Note: This is a free excerpt from my new book, Game Development with Swift. If you like this post, you’ll love the book! The book walks you through the creation of a 2D iOS game from start to publication on the App Store. So far, I’ve received nothing but great feedback from readers. Check out my new Swift SpriteKit book on Amazon
SpriteKit uses a grid of points to position nodes. In this grid, the bottom left corner of the scene is (0,0), with a positive X-axis to the right and a positive Y-axis to the top. Similarly, on the individual sprite level, (0,0) refers to the bottom left corner of the sprite, while (1,1) refers to the top right corner.
Alignment with Anchor Points
Each sprite has an anchor point property, or an origin. The anchorPoint property allows you to choose which part of the sprite aligns to the sprite’s overall position.
The default anchor point is (0.5,0.5), so new SKSpriteNodes center perfectly on their position.

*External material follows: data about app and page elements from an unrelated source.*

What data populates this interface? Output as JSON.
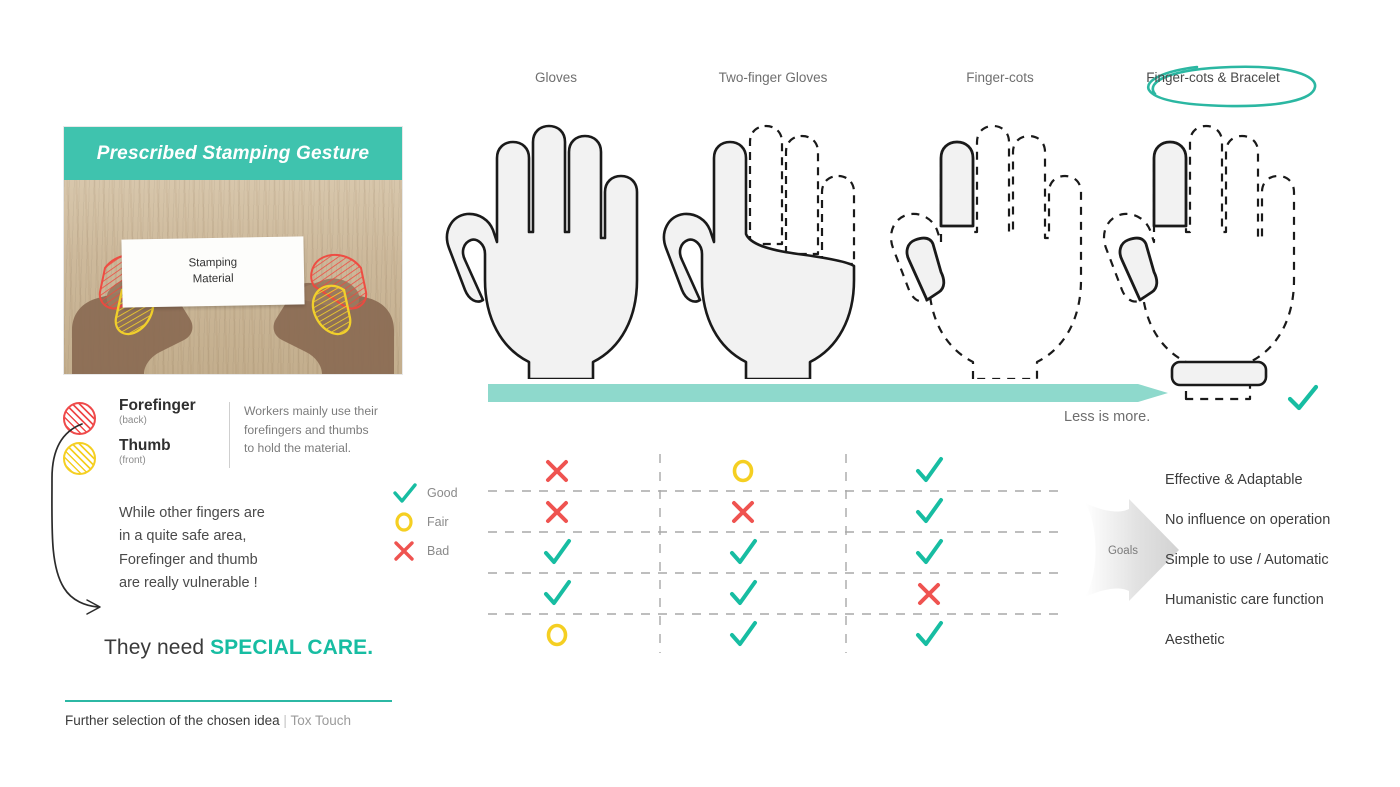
{
  "footer": {
    "title": "Further selection of the chosen idea",
    "separator": "|",
    "brand": "Tox Touch"
  },
  "photo_card": {
    "header_title": "Prescribed Stamping Gesture",
    "stamp_label_line1": "Stamping",
    "stamp_label_line2": "Material"
  },
  "finger_legend": {
    "items": [
      {
        "name": "Forefinger",
        "sub": "(back)",
        "color": "#ef4a4a",
        "swatch": "red"
      },
      {
        "name": "Thumb",
        "sub": "(front)",
        "color": "#f5cf22",
        "swatch": "yellow"
      }
    ],
    "note_line1": "Workers mainly use their",
    "note_line2": "forefingers and thumbs",
    "note_line3": "to hold the material."
  },
  "vulnerable_text": {
    "line1": "While other fingers are",
    "line2": "in a quite safe area,",
    "line3": "Forefinger and thumb",
    "line4": "are really vulnerable !"
  },
  "special_care": {
    "prefix": "They need ",
    "highlight": "SPECIAL CARE.",
    "highlight_color": "#17bda2"
  },
  "columns": [
    {
      "label": "Gloves",
      "highlighted": false
    },
    {
      "label": "Two-finger Gloves",
      "highlighted": false
    },
    {
      "label": "Finger-cots",
      "highlighted": false
    },
    {
      "label": "Finger-cots & Bracelet",
      "highlighted": true
    }
  ],
  "progress_arrow": {
    "caption": "Less is more.",
    "color": "#8ed9cc"
  },
  "chosen_check": "check",
  "rating_legend": [
    {
      "icon": "check",
      "label": "Good",
      "color": "#17bda2"
    },
    {
      "icon": "circle",
      "label": "Fair",
      "color": "#f5cf22"
    },
    {
      "icon": "cross",
      "label": "Bad",
      "color": "#ef5350"
    }
  ],
  "matrix": {
    "column_labels": [
      "Gloves",
      "Two-finger Gloves",
      "Finger-cots"
    ],
    "row_labels": [
      "Effective & Adaptable",
      "No influence on operation",
      "Simple to use / Automatic",
      "Humanistic care function",
      "Aesthetic"
    ],
    "rows": [
      [
        "bad",
        "fair",
        "good"
      ],
      [
        "bad",
        "bad",
        "good"
      ],
      [
        "good",
        "good",
        "good"
      ],
      [
        "good",
        "good",
        "bad"
      ],
      [
        "fair",
        "good",
        "good"
      ]
    ]
  },
  "goals": {
    "arrow_label": "Goals",
    "items": [
      "Effective & Adaptable",
      "No influence on operation",
      "Simple to use / Automatic",
      "Humanistic care function",
      "Aesthetic"
    ]
  },
  "palette": {
    "teal": "#3fc3ae",
    "teal_dark": "#17bda2",
    "teal_light": "#8ed9cc",
    "red": "#ef5350",
    "yellow": "#f5cf22",
    "grid": "#a9a9a9"
  }
}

To illustrate this, let us examine a blue square sprite. Our sprite is 50 pixels wide and 50 pixels tall, and its position is (300,300). Since we have not modified the anchorPoint property, its anchor point is (0.5,0.5). This means the sprite will be perfectly centered over the (300,300) position on the scene’s grid. Our sprite’s left edge begins at 275 and the right edge terminates at 325. Likewise, the bottom starts at 275 and the top ends at 325. The diagram bollow illustrates our block’s position on the grid:
Why do we prefer centered sprites by default? You may think it simpler to position elements by their bottom left corner, with an anchorPoint setting of (0,0). However, the centered behavior benefits us when we scale or rotate sprites:
- When we scale a sprite with an anchorPoint of (0,0) it will only expand up the y-axis and out the x-axis. Rotation actions will swing the sprite in wide circles around its bottom left corner.
- A centered sprite, with the default anchorPoint of (0.5, 0.5), will expand or contract equally in all directions when scaled and will spin in place when rotated, which is usually the desired effect.
Still, there are some cases when you will want to change an anchor point. For instance, if you are drawing a rocket ship, you may want the ship to rotate around the front nose of its cone, rather than its center.
Note: This is a free excerpt from my new book, Game Development with Swift. If you like this, you’ll love the book! The book walks you through the creation of a 2D iOS game from start to publication on the App Store. So far, I’ve received nothing but great feedback from readers. Check out my new Swift SpriteKit book on Amazon